While she is often looked down upon in Church history, I feel that Hagar, whose story is found in the book of Genesis, is a woman worthy of much admiration. In the face of adversity, she found God ready to meet her needs and see her through some really hard times. As God reached down to her, she reached up to Him in faith, believing that He would make good His promises.

Since she was a slave girl, she was at the beck and call of her mistress, Sarah. When Sarah came up with the idea to give Hagar to her husband Abraham to have the child that she couldn’t seem to conceive, Hagar didn’t really have a choice but to obey.

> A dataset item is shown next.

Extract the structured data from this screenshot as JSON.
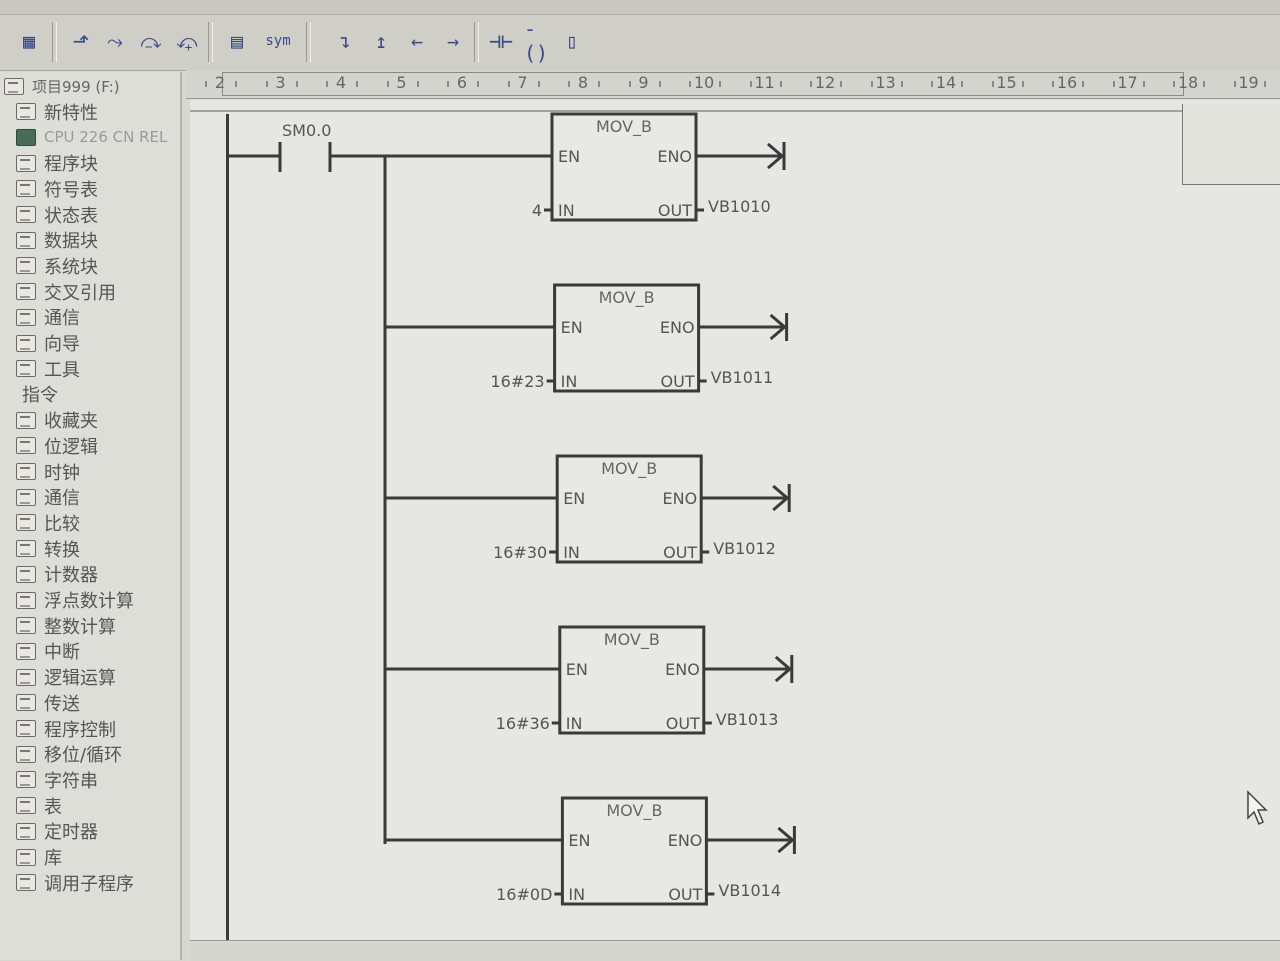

To her discredit, once Hagar conceived, she became haughty in her pregnancy and Sarah became jealous. Being unwilling to face the consequences of her own decision to give Hagar to Abraham to bear his child, Sarah appealed to Abraham, who handed Hagar over to the jealous Sarah. Sarah immediately began to treat Hagar harshly, wreaking vengeance on Hagar’s prideful behavior.

Sarah’s treatment of Hagar was so harsh that Hagar ran away. She fled into the wilderness, probably seeking to return to her family in Egypt. Hagar must have felt hopeless at this point and unsure of what to do. Egypt was 150 miles across the hot desert, and Hagar was great with child. When she was at the end of human hope, God found her. It was here in the wilderness that Hagar witnessed two of the grandest attributes of God, his omnipresence and his omniscience; God is everywhere and he knows everything.

While she was resting at a fountain on her journey, and “Angel of the Lord” called her and advised her to return, telling her in a few words the great future of her unborn child. In Genesis chapter 16 we find the words of the angel. The angel said, “I will so increase your descendants that they will be too numerous to count.” The angel of the LORD also said to her: “You are now with child and you will have a son. You shall name him Ishmael, for the LORD has heard of your misery. He will be a wild donkey of a man; his hand will be against everyone and everyone’s hand against him, and he will live in hostility toward all his brothers.”

Hagar in turn gave the Lord the name “You are the God who sees me,” for she said, “I have now seen the One who sees me.” And the well at which she sat was called Beer Lahai Roi, meaning “The well of Him who lives and sees me”.

Obedient to God’s command, Hagar returned to Abraham and Sarah. When her child was born, she name the boy Ishmael, meaning “God hears”, just as the angel had directed her to do. But her life was not an easy one. They lived in Abraham and Sarah’s household for fourteen years before Sarah bore Abraham Isaac, the child of promise. As Isaac grew, Hagar and Ishmael’s jealousy became evident. When Ishmael began to maltreat Isaac, Sarah could no longer tolerate it and she compelled Abraham to cast out Hagar and her son. Abraham sent them off into the wilderness of Beersheba to an almost certain death, with only a skin of water and some food.

After the water was gone, Hagar put her son under the shade of a bush and went some distance from him, not being able to bear to see him die. Here she sobbed in despair and her cries were joined by that of Ishmael. Hagar had forgotten God’s promise to her and that her son’s name meant “God hears”. But God didn’t forget and he heard the cries of both mother and child. He called out from heaven “Fear Not!” God saw their plight and assured her that they would indeed live and that Ishmael would become a great nation. He then opened her eyes so that she saw a well and he then commanded her to get up and take the boy with her. Once again, Hagar mustered up her courage and stepped out in faith. She filled her skin and they drank.

Through the gracious provision of God, Hagar found the faith and strength to raise her son in the desert alone. God was with the boy and he grew strong. He became an archer, which undoubtedly provided food for his mother and himself. Because of her obedience to God, Hagar was truly blessed. As God promised, Hagar lived to see her son grow up, marry, have children, and become a ruler of a great nation.